(DATA PROVIDED begins)

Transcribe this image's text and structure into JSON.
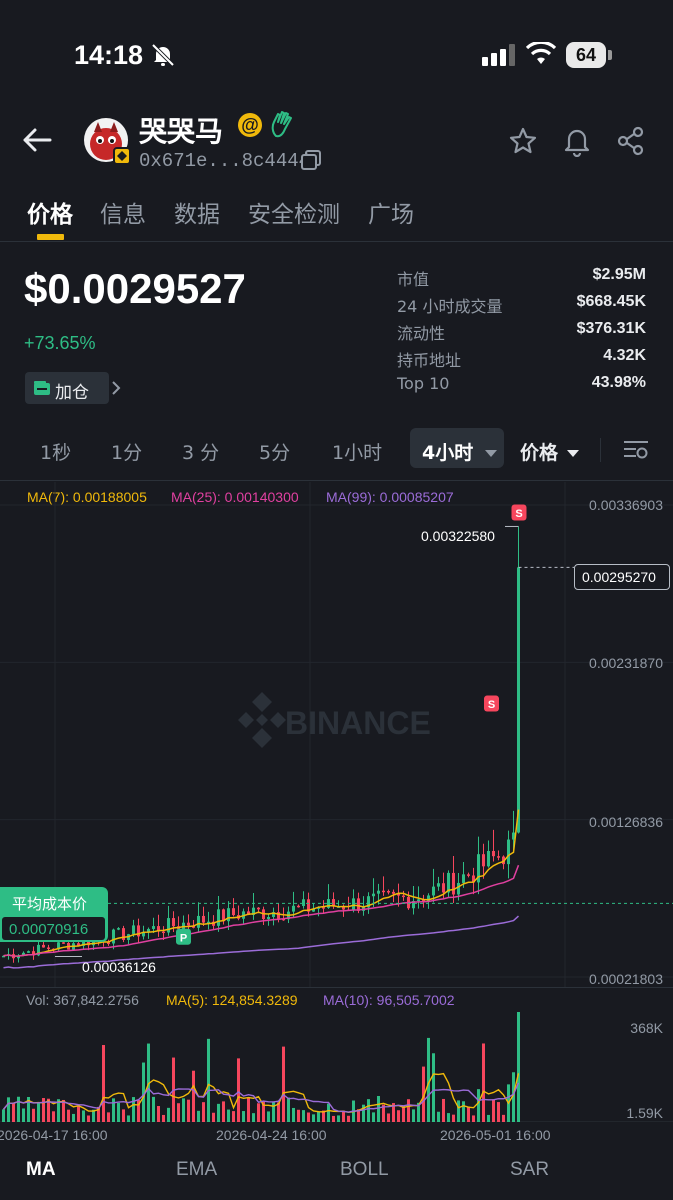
{
  "status_bar": {
    "time": "14:18",
    "battery": "64"
  },
  "header": {
    "token_name": "哭哭马",
    "address": "0x671e...8c4444"
  },
  "tabs": [
    {
      "label": "价格"
    },
    {
      "label": "信息"
    },
    {
      "label": "数据"
    },
    {
      "label": "安全检测"
    },
    {
      "label": "广场"
    }
  ],
  "price": {
    "value": "$0.0029527",
    "change": "+73.65%",
    "add_position": "加仓"
  },
  "stats": [
    {
      "label": "市值",
      "value": "$2.95M"
    },
    {
      "label": "24 小时成交量",
      "value": "$668.45K"
    },
    {
      "label": "流动性",
      "value": "$376.31K"
    },
    {
      "label": "持币地址",
      "value": "4.32K"
    },
    {
      "label": "Top 10",
      "value": "43.98%"
    }
  ],
  "timeframes": [
    {
      "label": "1秒"
    },
    {
      "label": "1分"
    },
    {
      "label": "3 分"
    },
    {
      "label": "5分"
    },
    {
      "label": "1小时"
    },
    {
      "label": "4小时"
    }
  ],
  "price_mode": "价格",
  "colors": {
    "up": "#2ebd85",
    "down": "#f6465d",
    "accent": "#f0b90b",
    "ma7": "#f0b90b",
    "ma25": "#e040a0",
    "ma99": "#9b6cd8"
  },
  "chart_indicators": {
    "ma7": "MA(7): 0.00188005",
    "ma25": "MA(25): 0.00140300",
    "ma99": "MA(99): 0.00085207"
  },
  "chart_data": {
    "type": "candlestick",
    "watermark": "BINANCE",
    "y_ticks": [
      "0.00336903",
      "0.00231870",
      "0.00126836",
      "0.00021803"
    ],
    "ylim": [
      0.00021803,
      0.00336903
    ],
    "high_label": "0.00322580",
    "low_label": "0.00036126",
    "current_label": "0.00295270",
    "avg_cost_title": "平均成本价",
    "avg_cost_value": "0.00070916",
    "avg_cost": 0.00070916,
    "current": 0.0029527,
    "high": 0.0032258,
    "low": 0.00036126,
    "x_labels": [
      "2026-04-17 16:00",
      "2026-04-24 16:00",
      "2026-05-01 16:00"
    ],
    "markers": [
      {
        "label": "S",
        "price": 0.0032258
      },
      {
        "label": "S",
        "price": 0.00195
      },
      {
        "label": "P",
        "price": 0.00058
      }
    ]
  },
  "volume": {
    "vol": "Vol: 367,842.2756",
    "ma5": "MA(5): 124,854.3289",
    "ma10": "MA(10): 96,505.7002",
    "y_ticks": [
      "368K",
      "1.59K"
    ]
  },
  "bottom_tabs": [
    {
      "label": "MA"
    },
    {
      "label": "EMA"
    },
    {
      "label": "BOLL"
    },
    {
      "label": "SAR"
    }
  ]
}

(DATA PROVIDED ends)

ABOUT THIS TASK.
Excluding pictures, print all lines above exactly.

EXERCISE SOLUTION.
Transcribe this image's text and structure into JSON.
{
  "status_bar": {
    "time": "14:18",
    "battery": "64"
  },
  "header": {
    "token_name": "哭哭马",
    "address": "0x671e...8c4444"
  },
  "tabs": [
    {
      "label": "价格"
    },
    {
      "label": "信息"
    },
    {
      "label": "数据"
    },
    {
      "label": "安全检测"
    },
    {
      "label": "广场"
    }
  ],
  "price": {
    "value": "$0.0029527",
    "change": "+73.65%",
    "add_position": "加仓"
  },
  "stats": [
    {
      "label": "市值",
      "value": "$2.95M"
    },
    {
      "label": "24 小时成交量",
      "value": "$668.45K"
    },
    {
      "label": "流动性",
      "value": "$376.31K"
    },
    {
      "label": "持币地址",
      "value": "4.32K"
    },
    {
      "label": "Top 10",
      "value": "43.98%"
    }
  ],
  "timeframes": [
    {
      "label": "1秒"
    },
    {
      "label": "1分"
    },
    {
      "label": "3 分"
    },
    {
      "label": "5分"
    },
    {
      "label": "1小时"
    },
    {
      "label": "4小时"
    }
  ],
  "price_mode": "价格",
  "colors": {
    "up": "#2ebd85",
    "down": "#f6465d",
    "accent": "#f0b90b",
    "ma7": "#f0b90b",
    "ma25": "#e040a0",
    "ma99": "#9b6cd8"
  },
  "chart_indicators": {
    "ma7": "MA(7): 0.00188005",
    "ma25": "MA(25): 0.00140300",
    "ma99": "MA(99): 0.00085207"
  },
  "chart_data": {
    "type": "candlestick",
    "watermark": "BINANCE",
    "y_ticks": [
      "0.00336903",
      "0.00231870",
      "0.00126836",
      "0.00021803"
    ],
    "ylim": [
      0.00021803,
      0.00336903
    ],
    "high_label": "0.00322580",
    "low_label": "0.00036126",
    "current_label": "0.00295270",
    "avg_cost_title": "平均成本价",
    "avg_cost_value": "0.00070916",
    "avg_cost": 0.00070916,
    "current": 0.0029527,
    "high": 0.0032258,
    "low": 0.00036126,
    "x_labels": [
      "2026-04-17 16:00",
      "2026-04-24 16:00",
      "2026-05-01 16:00"
    ],
    "markers": [
      {
        "label": "S",
        "price": 0.0032258
      },
      {
        "label": "S",
        "price": 0.00195
      },
      {
        "label": "P",
        "price": 0.00058
      }
    ]
  },
  "volume": {
    "vol": "Vol: 367,842.2756",
    "ma5": "MA(5): 124,854.3289",
    "ma10": "MA(10): 96,505.7002",
    "y_ticks": [
      "368K",
      "1.59K"
    ]
  },
  "bottom_tabs": [
    {
      "label": "MA"
    },
    {
      "label": "EMA"
    },
    {
      "label": "BOLL"
    },
    {
      "label": "SAR"
    }
  ]
}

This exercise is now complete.